He added: “In my opinion Jyani and Grewal have been tasked to divide the leadership. In order to show the union leaders that they are calling the shots with BJP’s top leadership, they made a big show of meeting with the prime minister and home minister. They are doing this to gain credibility and importance which they otherwise lack.”
Some other leaders are not so convinced and believe that Jyani and Grewal pose no threat to the movement, calling them “small inconsequential fries”.
“There is no doubt that the government is trying its best to create a situation that will discredit the movement. They are trying to create a schism wherever possible. But who is Jyani and who is Grewal? They are failed leaders who don’t have any following in Punjab or have any say anywhere. They are playing a dubious role and that is it,” Balbir Singh Rajewal, president, BKU (Rajewal), told The Print.
“I have already announced from the stage that the protesters have to be extremely careful and guarded, maintaining discipline. There are men probably hired to hijack the movement, give it a different colour and direction and ultimately fail it,” he added.
However, Jyani told ThePrint: “We are not trying to fail the agitation. We are only speaking the truth. It is an agitation that is based on falsehood and is rudderless. We are not afraid of being boycotted. But these are not democratic ways of protesting,”
Who are Surjit Jyani and Harjit Singh Grewal?
Surjit Jyani, who belongs to the city Fazilka, has had a long association with the BJP. A former two-time cabinet minister, he has represented his constituency thrice in the state assembly. He was the state’s minister of forests from 2007-2012 and later, the minister of health from 2012-2017.
However, Jyani is perhaps best known for his bizarre comment that alcohol was not a harmful intoxicant in 2015, when he was health minister.
His statement was a cause of much embarrassment for the then Shiromani Akali Dal-BJP government, which was already battling allegations of an increase in drug addiction in Punjab.

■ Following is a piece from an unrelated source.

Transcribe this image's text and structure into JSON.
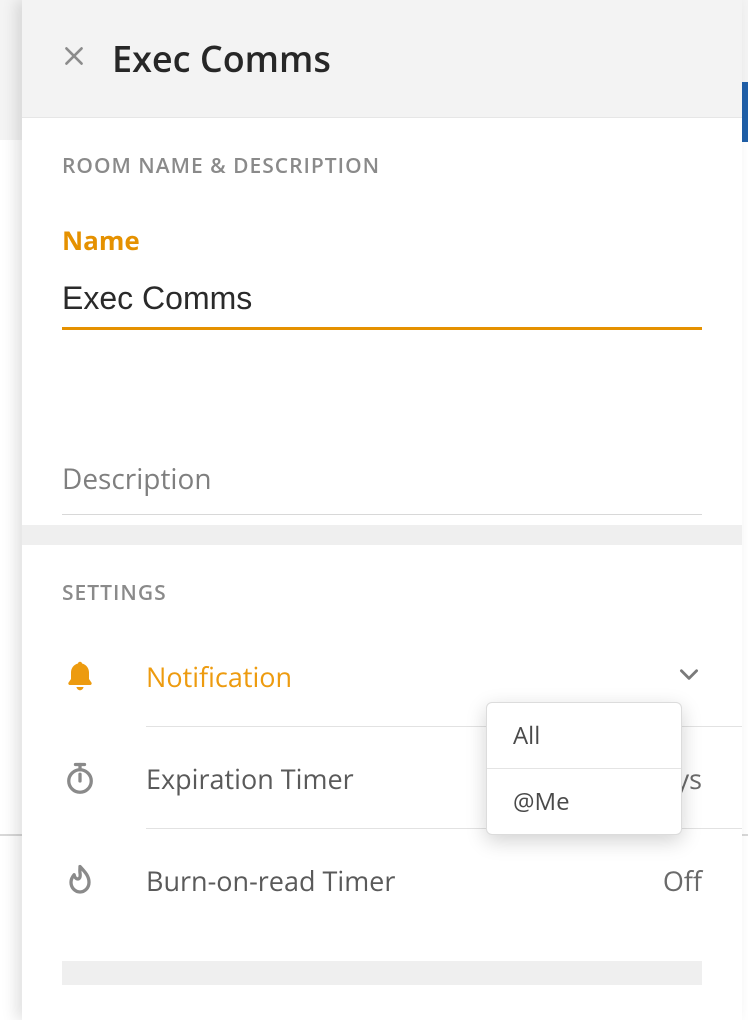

One of the few rural faces in the BJP, Jyani initially supported the farmers in October, even joining some protests.
“We must listen to what the farmers are saying but the party leadership is not ready to listen. If we have come out with some laws and the farmers are calling them ‘kala kanoon’ (black laws) then we have to convince them or bring something better for them. But the central leadership is not listening,” he had told The Indian Express.
However, as is evident, his stance changed soon after. According to Jyani, “I was never against the acts. I only said that the BJP leadership should listen to the agitating farmers and resolve any apprehensions that they have about the acts.”
Grewal, in contrast, was a student leader and has been the Sikh face of the RSS in Punjab for several years now, having joined the organisation in 1990.
“Joining the BJP was just the next step,” he told ThePrint.
He is currently the vice-president of BJP Punjab and had unsuccessfully contested elections in 2017 from Rajpura.
In the past few months, Grewal has made several caustic remarks about the protesting farmers, making him rather unpopular.
In November, he courted controversy after he made uncharitable remarks about the Akal Takht jathedar Giani Harpreet Singh. He apologised for his remarks later.
“I genuinely wanted the issues between the farmers and the government to be resolved and I tried my best but the farmer leaders are not ready to listen anymore. I have been working for the cause of the farmers for the past 10 years,” he said.
“I am not anti-farmer but I have been painted as if I am the villain of the piece. I am committed to my party and it is my duty to put forth their view in as clear terms as possible to the other party,” Grewal told ThePrint.
While he did not disclose anything about his meeting with the PM and Home Minister, Grewal said that both of them were aware of the situation in the state.